- [Recorded data]:

--*--

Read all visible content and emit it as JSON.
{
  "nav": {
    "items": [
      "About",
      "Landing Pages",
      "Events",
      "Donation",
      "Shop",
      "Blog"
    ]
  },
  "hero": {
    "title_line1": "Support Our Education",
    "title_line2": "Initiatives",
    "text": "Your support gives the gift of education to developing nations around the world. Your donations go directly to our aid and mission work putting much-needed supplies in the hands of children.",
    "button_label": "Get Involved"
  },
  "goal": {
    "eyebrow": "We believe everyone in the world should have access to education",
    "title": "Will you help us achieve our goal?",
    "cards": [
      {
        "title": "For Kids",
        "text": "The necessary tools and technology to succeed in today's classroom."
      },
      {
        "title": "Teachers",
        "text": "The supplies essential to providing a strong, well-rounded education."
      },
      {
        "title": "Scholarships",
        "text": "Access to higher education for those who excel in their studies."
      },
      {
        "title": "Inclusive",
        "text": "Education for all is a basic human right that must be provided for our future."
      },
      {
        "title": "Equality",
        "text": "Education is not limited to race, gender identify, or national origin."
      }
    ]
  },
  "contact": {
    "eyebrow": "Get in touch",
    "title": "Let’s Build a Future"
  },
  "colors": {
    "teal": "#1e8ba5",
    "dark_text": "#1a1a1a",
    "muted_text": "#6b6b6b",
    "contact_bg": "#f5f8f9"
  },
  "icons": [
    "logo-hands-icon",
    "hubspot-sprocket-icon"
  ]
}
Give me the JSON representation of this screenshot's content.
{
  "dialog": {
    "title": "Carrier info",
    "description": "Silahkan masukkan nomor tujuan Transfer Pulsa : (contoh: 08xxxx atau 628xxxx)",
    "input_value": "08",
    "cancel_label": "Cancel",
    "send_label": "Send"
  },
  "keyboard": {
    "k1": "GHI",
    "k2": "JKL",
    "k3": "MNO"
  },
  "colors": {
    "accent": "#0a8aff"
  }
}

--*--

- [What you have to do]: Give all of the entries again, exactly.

- [Exercise result]:
Read all visible content and emit it as JSON.
{
  "nav": {
    "items": [
      "About",
      "Landing Pages",
      "Events",
      "Donation",
      "Shop",
      "Blog"
    ]
  },
  "hero": {
    "title_line1": "Support Our Education",
    "title_line2": "Initiatives",
    "text": "Your support gives the gift of education to developing nations around the world. Your donations go directly to our aid and mission work putting much-needed supplies in the hands of children.",
    "button_label": "Get Involved"
  },
  "goal": {
    "eyebrow": "We believe everyone in the world should have access to education",
    "title": "Will you help us achieve our goal?",
    "cards": [
      {
        "title": "For Kids",
        "text": "The necessary tools and technology to succeed in today's classroom."
      },
      {
        "title": "Teachers",
        "text": "The supplies essential to providing a strong, well-rounded education."
      },
      {
        "title": "Scholarships",
        "text": "Access to higher education for those who excel in their studies."
      },
      {
        "title": "Inclusive",
        "text": "Education for all is a basic human right that must be provided for our future."
      },
      {
        "title": "Equality",
        "text": "Education is not limited to race, gender identify, or national origin."
      }
    ]
  },
  "contact": {
    "eyebrow": "Get in touch",
    "title": "Let’s Build a Future"
  },
  "colors": {
    "teal": "#1e8ba5",
    "dark_text": "#1a1a1a",
    "muted_text": "#6b6b6b",
    "contact_bg": "#f5f8f9"
  },
  "icons": [
    "logo-hands-icon",
    "hubspot-sprocket-icon"
  ]
}
Give me the JSON representation of this screenshot's content.
{
  "dialog": {
    "title": "Carrier info",
    "description": "Silahkan masukkan nomor tujuan Transfer Pulsa : (contoh: 08xxxx atau 628xxxx)",
    "input_value": "08",
    "cancel_label": "Cancel",
    "send_label": "Send"
  },
  "keyboard": {
    "k1": "GHI",
    "k2": "JKL",
    "k3": "MNO"
  },
  "colors": {
    "accent": "#0a8aff"
  }
}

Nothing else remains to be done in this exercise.